|Intro||German composer and music theorist|
|A.K.A.||Martin Sore, Martinus Agricola, Martin Sohr, Martin Soore|
|Was||Musician Composer Musicologist Music theorist|
|Birth||6 January 1486, Świebodzin, Poland|
|Death||10 June 1556, Magdeburg, Germany (aged 70 years)|
- See Agricola for several other people of the same name.
Martin Agricola (6 January 1486 – 10 June 1556) was a German composer of Renaissance music and a music theorist.
Agricola was born in Schwiebus in Lebusz.
From 1524 until his death he lived at Magdeburg, where he occupied the post of teacher or cantor in the Protestant school. The senator and music-printer Georg Rhau, of Wittenberg, was a close friend of Agricola, whose theoretical works, providing valuable material concerning the change from the old to the new system of notation, he published.

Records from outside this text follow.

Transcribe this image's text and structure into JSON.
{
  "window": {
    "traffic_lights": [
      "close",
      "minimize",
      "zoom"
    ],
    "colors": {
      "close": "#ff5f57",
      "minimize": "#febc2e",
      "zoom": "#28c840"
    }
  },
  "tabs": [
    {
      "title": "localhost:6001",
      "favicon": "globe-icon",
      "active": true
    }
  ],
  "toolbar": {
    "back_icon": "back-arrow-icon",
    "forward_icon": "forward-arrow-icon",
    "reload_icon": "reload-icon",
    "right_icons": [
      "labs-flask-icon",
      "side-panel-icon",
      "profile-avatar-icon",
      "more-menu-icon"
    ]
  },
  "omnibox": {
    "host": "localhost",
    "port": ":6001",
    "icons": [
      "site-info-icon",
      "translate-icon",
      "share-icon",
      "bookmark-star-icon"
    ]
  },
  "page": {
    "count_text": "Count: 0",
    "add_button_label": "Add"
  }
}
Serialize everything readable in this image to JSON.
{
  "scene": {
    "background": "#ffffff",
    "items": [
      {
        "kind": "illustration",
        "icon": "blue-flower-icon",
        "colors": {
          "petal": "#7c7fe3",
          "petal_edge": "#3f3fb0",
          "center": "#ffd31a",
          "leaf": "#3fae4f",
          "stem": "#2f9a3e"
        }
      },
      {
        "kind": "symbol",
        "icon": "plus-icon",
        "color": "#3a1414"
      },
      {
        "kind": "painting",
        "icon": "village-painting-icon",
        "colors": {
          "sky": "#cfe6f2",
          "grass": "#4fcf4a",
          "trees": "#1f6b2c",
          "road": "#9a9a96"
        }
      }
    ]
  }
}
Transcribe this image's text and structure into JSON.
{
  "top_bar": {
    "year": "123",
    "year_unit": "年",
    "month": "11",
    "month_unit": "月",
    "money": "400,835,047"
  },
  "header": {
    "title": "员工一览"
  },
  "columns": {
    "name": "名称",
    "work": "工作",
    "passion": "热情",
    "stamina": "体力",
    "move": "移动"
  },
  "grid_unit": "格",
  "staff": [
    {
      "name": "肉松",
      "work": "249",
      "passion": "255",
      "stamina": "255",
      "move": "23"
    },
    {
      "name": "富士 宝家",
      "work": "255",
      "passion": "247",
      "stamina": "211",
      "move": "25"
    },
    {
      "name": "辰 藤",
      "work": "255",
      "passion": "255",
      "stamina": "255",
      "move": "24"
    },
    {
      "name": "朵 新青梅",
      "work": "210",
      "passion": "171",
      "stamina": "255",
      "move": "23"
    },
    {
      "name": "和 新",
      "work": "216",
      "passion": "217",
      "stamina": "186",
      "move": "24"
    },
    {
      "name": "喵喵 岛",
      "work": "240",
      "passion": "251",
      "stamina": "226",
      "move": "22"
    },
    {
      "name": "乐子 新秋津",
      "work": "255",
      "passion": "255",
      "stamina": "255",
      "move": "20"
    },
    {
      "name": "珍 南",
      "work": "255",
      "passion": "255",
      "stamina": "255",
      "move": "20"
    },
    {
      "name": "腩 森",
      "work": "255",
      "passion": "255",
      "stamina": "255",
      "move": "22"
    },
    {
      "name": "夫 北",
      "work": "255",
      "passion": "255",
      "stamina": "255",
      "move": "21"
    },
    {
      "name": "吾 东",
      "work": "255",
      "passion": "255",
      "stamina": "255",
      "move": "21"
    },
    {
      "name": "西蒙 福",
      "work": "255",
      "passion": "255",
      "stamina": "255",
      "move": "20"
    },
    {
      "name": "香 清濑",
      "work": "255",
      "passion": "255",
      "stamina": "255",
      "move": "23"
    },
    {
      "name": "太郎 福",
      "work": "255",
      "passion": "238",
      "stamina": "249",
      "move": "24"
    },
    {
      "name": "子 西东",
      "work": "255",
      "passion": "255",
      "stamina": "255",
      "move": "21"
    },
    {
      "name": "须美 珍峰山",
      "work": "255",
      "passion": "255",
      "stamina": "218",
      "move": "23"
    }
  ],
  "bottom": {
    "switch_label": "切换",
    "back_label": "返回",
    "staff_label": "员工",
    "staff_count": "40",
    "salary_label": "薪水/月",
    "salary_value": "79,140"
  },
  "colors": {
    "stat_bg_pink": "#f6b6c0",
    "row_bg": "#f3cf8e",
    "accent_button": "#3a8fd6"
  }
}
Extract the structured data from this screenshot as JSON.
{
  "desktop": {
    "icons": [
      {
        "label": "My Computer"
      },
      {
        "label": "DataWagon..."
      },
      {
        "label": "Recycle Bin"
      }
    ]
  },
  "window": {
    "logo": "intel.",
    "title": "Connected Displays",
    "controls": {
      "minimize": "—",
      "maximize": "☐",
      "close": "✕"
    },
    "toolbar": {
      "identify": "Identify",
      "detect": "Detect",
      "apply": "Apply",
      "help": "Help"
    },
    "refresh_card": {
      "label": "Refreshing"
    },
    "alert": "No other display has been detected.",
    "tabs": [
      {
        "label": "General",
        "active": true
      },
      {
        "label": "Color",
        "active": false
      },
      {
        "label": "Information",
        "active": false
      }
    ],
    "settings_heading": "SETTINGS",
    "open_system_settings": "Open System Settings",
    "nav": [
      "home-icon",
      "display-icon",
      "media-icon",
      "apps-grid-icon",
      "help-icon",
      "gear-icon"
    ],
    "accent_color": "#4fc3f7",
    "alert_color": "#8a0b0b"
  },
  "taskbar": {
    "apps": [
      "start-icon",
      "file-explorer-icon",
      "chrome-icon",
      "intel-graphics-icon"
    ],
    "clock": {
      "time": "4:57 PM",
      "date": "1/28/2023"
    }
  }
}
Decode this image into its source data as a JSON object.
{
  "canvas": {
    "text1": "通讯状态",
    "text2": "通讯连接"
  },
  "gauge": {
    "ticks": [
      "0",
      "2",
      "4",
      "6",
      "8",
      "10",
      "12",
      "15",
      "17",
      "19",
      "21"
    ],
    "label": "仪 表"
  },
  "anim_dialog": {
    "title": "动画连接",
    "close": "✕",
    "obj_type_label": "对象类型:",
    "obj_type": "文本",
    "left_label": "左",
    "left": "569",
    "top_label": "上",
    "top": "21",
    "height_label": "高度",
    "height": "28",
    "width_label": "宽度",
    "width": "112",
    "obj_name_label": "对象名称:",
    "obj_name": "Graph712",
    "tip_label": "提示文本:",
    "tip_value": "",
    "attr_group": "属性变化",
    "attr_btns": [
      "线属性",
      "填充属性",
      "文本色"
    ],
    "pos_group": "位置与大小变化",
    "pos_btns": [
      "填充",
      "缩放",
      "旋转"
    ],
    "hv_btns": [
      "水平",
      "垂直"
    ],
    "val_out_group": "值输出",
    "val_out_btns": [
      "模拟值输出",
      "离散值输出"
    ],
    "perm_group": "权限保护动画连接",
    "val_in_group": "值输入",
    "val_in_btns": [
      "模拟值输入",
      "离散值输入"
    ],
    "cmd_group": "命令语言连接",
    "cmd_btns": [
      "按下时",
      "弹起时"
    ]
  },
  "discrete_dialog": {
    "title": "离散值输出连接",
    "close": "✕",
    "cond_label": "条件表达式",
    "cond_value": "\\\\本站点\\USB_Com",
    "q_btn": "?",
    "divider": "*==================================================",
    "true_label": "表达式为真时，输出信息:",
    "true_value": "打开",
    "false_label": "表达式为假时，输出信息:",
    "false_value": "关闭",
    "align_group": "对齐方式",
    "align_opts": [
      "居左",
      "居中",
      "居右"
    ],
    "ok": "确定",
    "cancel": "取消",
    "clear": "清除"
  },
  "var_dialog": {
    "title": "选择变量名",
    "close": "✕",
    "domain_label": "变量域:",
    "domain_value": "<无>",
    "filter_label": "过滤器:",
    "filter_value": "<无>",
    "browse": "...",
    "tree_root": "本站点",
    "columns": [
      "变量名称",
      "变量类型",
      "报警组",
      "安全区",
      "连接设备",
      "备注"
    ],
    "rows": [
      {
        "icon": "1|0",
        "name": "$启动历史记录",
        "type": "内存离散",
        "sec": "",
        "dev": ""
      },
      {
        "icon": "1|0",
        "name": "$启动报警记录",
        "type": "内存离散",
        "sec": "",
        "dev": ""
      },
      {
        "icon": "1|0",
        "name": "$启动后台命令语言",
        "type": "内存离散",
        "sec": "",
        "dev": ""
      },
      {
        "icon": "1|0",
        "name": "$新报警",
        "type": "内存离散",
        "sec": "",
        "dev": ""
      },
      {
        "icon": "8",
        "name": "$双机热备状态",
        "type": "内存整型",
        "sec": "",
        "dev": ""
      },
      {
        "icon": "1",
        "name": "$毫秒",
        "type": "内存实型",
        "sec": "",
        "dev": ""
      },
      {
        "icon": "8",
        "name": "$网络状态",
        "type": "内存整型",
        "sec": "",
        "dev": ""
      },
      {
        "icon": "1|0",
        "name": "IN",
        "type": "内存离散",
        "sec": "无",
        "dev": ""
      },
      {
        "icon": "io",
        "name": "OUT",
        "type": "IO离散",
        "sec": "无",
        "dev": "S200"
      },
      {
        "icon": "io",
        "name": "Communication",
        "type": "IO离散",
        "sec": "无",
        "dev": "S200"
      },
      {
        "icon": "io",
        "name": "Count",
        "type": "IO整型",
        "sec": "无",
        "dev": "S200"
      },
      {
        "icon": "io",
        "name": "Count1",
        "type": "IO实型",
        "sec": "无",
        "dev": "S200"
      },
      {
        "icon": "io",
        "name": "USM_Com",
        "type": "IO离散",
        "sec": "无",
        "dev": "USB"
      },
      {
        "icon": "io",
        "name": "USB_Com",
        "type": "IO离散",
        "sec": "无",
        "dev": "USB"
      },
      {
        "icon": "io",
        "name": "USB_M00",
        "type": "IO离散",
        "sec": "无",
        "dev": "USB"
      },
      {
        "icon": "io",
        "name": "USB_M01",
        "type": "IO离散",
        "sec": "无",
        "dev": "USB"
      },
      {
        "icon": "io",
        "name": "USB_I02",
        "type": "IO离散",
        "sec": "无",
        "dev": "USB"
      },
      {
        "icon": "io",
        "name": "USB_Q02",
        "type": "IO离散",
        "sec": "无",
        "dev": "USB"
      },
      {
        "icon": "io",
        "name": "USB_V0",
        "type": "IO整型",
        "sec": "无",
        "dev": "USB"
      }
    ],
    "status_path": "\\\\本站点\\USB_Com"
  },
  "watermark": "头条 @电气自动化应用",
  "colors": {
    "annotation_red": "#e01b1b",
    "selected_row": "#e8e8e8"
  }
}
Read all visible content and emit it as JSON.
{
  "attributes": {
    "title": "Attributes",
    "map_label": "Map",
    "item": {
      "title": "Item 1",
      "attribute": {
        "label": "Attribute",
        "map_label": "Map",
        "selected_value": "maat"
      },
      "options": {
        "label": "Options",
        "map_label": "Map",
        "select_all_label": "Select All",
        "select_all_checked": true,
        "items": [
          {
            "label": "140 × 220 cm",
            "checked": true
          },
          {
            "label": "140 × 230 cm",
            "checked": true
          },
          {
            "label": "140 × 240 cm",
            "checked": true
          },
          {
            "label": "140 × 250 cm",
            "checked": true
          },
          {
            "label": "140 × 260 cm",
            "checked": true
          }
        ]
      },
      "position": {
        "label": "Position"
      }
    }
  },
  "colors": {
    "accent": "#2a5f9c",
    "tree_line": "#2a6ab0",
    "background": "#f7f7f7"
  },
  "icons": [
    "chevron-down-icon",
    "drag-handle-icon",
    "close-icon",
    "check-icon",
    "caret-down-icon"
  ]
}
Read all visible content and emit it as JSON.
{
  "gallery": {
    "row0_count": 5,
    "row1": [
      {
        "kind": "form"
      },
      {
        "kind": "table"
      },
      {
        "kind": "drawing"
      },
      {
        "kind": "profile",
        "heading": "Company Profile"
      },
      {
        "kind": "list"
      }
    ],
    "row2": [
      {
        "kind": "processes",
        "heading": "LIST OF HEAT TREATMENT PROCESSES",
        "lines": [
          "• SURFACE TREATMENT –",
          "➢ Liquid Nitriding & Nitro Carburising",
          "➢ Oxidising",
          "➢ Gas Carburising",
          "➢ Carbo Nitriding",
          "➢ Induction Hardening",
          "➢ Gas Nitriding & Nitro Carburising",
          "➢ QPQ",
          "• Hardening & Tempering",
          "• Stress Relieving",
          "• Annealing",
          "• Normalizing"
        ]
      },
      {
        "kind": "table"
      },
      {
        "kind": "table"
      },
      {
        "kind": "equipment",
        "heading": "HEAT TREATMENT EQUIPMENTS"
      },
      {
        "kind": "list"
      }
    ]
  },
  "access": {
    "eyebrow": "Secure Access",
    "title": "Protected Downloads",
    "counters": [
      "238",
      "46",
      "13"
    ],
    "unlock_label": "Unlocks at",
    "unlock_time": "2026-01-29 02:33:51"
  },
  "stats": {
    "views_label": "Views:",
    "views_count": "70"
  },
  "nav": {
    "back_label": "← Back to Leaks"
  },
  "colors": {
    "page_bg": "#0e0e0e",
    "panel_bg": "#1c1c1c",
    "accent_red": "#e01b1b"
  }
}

Among Agricola's other theoretical works is Musica instrumentalis deudsch (1528 and 1545), a study of musical instruments, and one of the most important works in early organology; and one of the earliest books on the Rudiments of music.
Agricola was also the first to harmonize in four parts Martin Luther's chorale, Ein feste Burg.